Back in the living room, I pick up the glass of ’97 Rioja from the coffee table.
“Cheers.” I smile at her, but she’s already spoiling for a fight.
“You could have left that phone call,” she says, pouting again. Christ, this woman has a lower lip like a soup plate. “You didn’t have to answer it. We were having such a lovely time together.”
I briefly close my eyes.
“Don’t be silly,” I say. “Libby called to make sure I’d arrived safely. She’d be worried if I didn’t answer.”
Not to mention suspicious.
A sniff, a sharp tilt of the head to point her nose at the ceiling. We are past the pouting phase of the sulk now, and she’s going to make me suffer. I should be used to this by now and therefore able to ignore her, but I can’t. I seem to have stereotyped myself into the role of Peacekeeper.
“Come on,” I say, annoyed to hear a hint of pleading in my voice. “Come on. Let’s not spoil it. We don’t have that much time together.”
“And whose fault is that?” She fold her arms and stands in front of the fireplace.
“It’s no one’s fault!” I say. “It’s just how it is! I can’t change things.
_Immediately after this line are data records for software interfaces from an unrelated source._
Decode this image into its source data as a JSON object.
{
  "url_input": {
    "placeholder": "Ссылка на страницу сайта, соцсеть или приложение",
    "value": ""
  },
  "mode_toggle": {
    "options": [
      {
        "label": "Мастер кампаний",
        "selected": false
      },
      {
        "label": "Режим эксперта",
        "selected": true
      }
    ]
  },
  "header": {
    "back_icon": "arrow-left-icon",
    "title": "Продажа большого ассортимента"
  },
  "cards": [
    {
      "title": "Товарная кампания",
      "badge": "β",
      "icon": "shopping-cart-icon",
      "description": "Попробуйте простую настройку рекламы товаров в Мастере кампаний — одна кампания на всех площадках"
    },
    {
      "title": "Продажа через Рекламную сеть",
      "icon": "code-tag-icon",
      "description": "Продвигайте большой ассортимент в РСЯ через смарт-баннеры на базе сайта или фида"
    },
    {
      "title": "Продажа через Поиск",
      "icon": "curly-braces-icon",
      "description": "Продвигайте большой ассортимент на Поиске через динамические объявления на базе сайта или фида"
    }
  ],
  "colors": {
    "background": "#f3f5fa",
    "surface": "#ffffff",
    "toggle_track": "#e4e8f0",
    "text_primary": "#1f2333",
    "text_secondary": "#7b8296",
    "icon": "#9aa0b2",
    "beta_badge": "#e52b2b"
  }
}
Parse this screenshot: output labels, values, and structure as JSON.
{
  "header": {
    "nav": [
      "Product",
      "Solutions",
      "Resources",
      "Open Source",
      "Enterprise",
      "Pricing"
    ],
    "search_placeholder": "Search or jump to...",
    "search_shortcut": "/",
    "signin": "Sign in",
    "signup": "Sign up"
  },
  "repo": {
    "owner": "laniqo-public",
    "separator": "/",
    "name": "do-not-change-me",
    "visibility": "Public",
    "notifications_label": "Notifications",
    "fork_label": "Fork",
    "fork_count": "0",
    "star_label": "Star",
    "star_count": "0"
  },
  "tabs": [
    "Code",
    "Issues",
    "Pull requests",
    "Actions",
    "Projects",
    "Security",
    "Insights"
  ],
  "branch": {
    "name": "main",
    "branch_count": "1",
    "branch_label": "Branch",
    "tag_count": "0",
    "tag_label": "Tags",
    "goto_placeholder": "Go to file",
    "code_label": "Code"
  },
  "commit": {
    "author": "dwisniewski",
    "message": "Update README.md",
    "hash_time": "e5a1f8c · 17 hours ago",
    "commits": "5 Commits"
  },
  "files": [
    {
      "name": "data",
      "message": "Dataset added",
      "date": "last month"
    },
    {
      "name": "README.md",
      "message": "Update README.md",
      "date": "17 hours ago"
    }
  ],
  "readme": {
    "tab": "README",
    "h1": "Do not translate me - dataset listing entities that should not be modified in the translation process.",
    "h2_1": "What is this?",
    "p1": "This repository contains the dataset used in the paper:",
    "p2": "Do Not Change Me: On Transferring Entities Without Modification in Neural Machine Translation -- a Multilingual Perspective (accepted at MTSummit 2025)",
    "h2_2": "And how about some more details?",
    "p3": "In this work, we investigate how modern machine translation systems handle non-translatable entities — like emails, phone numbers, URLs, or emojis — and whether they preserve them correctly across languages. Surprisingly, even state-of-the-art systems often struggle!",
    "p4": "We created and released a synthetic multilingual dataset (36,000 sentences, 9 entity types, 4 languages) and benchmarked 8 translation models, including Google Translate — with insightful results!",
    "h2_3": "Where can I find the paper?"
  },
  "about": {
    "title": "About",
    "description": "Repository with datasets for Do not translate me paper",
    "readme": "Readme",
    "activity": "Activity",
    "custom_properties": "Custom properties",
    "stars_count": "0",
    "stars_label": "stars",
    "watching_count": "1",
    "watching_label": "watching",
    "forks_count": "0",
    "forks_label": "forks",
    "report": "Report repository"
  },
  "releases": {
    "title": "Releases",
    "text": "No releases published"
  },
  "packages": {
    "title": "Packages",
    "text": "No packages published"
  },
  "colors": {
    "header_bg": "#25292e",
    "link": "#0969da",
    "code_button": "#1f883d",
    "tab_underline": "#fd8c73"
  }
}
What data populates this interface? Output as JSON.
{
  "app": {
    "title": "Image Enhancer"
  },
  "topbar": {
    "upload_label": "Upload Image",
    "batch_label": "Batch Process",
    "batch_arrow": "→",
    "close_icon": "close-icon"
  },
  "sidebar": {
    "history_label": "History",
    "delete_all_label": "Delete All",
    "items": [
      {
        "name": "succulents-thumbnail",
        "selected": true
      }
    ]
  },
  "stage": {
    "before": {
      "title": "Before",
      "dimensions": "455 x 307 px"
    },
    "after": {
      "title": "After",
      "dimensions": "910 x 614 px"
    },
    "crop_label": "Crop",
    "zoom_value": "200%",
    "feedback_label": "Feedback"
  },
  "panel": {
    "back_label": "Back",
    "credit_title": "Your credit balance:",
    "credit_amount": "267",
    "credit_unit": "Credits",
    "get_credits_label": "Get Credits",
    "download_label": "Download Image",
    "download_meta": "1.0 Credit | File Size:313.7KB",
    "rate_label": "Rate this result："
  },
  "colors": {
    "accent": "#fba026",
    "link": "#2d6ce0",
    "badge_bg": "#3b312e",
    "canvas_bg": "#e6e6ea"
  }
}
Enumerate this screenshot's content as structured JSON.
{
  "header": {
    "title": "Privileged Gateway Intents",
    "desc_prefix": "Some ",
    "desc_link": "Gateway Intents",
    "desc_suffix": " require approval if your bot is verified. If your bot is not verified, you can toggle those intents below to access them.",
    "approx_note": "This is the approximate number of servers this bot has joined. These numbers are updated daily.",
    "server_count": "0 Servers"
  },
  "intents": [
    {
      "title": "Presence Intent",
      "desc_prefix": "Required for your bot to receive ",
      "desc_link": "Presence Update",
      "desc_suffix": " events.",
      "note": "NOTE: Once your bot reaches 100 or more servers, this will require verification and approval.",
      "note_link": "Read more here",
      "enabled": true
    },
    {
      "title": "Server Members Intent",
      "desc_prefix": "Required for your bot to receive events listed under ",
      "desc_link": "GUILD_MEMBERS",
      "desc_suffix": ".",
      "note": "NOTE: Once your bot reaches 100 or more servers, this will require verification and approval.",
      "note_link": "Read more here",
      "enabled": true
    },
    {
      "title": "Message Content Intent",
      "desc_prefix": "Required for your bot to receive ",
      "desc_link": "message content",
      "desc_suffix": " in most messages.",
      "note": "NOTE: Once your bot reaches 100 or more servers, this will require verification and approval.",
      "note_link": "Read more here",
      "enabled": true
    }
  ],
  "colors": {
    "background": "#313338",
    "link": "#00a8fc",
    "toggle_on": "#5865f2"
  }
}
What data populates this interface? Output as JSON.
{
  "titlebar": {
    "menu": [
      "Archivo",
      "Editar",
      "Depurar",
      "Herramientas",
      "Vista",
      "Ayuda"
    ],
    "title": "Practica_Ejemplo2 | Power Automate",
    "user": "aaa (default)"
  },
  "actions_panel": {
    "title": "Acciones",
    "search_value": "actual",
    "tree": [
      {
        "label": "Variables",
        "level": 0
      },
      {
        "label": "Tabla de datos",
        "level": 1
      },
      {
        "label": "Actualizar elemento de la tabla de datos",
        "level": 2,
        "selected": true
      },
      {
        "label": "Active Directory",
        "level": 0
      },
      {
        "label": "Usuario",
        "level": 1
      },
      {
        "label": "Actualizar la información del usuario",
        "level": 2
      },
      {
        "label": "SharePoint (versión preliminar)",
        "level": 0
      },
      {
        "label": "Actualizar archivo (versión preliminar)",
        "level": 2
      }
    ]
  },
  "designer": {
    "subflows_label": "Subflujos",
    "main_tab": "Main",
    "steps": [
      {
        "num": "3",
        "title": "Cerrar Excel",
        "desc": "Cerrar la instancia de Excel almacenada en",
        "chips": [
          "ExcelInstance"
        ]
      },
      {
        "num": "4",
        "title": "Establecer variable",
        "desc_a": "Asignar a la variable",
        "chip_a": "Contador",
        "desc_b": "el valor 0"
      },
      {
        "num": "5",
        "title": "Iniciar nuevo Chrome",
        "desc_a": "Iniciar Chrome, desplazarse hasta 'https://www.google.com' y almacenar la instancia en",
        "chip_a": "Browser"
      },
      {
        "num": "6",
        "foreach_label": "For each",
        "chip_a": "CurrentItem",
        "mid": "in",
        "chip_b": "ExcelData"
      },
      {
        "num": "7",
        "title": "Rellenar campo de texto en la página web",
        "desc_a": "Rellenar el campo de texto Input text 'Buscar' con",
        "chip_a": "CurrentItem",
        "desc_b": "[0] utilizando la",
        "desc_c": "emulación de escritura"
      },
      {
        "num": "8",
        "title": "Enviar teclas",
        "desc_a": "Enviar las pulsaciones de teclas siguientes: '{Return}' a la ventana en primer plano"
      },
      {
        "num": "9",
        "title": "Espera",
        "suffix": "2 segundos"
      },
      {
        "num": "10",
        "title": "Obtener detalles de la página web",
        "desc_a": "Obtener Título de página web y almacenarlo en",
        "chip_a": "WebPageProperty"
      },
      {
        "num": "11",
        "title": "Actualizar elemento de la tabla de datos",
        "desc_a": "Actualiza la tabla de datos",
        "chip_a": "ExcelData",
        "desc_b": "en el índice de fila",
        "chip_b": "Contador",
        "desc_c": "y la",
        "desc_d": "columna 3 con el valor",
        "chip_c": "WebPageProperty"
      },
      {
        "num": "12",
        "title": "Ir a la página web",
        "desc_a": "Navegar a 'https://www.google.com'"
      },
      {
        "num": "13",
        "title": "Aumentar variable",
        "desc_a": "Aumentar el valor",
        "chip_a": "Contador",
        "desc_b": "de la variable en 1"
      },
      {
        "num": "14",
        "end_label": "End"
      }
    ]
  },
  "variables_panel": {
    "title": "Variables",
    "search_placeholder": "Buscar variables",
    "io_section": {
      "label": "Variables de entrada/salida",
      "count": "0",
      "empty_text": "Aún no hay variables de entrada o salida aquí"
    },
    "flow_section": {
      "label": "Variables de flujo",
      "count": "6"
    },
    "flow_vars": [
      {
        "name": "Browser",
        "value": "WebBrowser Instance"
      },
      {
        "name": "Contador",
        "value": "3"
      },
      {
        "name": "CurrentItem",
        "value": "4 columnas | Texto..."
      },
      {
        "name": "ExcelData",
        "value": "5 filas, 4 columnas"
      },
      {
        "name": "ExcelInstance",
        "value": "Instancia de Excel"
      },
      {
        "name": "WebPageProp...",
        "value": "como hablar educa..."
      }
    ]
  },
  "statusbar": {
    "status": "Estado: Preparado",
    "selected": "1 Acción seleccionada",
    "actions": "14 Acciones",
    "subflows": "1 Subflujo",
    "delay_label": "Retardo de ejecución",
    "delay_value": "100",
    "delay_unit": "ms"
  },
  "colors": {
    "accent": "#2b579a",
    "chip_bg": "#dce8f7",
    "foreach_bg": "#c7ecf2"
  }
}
You’re here, and I’m over there, in Woodhaven.”
“You could change things. If you really wanted, you could change things.”
This is getting to be such hard work. I came over for a pleasant evening, to drink some wine, to have something to eat, to make up for the dreadful argument we had last time I saw her, but here we are, arguing again already.
“I couldn’t change things,” I say. “Not yet. I’m under contract to stay there for a few more years, as well you know.”
And frankly, it’s easier for me to see her in England while Libby is safely in Woodhaven. Keep the two of them apart. Libby would be none too pleased if she knew where I was today.
There’s a silence, and she stares down into her wine glass.
She seems to be getting over her tantrum — until she speaks again.
“You could always leave her. I have no idea why you married her in the first place.”
* * *
It’s so difficult, juggling a life with two women: Libby and her. I don’t know how other men manage, although plenty do, I suppose.
But I can’t let her last comment pass me by. Even though there are things I have to sort out with her after our last meeting – things that Libby won’t ever know about — I can’t let her get away with that last remark.
I stand up and rummage in my jeans pocket for the car keys.
“Right, that’s it. I’m off. I’ll come back when you’re in a nicer mood. Give me a ring at the hotel when you feel like being more rational.”
I head out of the living room to the front door, the one I painted white, years ago; the one that still has a gouge in it where Jack rammed it with his little wooden tricycle, the one through which, for a laugh, I carried Libby, hours after our wedding.
I’ve almost shut the door behind me, when her words run through my mind again — “You could always leave her” — and suddenly, I’ve had enough of being nice and being reasonable and trying to please everyone. Grow a pair, Oliver, for Chrissakes. Just this once.
I open the front door again. She’s sobbing in the living room, but I’m not taking any notice.
“And when I come back,” I shout; the sobs ebb a little, because she’s probably waiting for me to apologize and say it’s somehow my fault that she’s being a vindictive, possessive cow, “that spare bedroom had better be empty of all wildlife and reptiles, like you told me and Libs it would be, three months ago. Do you hear me?”
The sobs stop completely. I wait a second, nod to myself, and softly pull the door shut behind me.
Yes. My mother heard me, all right.
© 2014 Kate Allison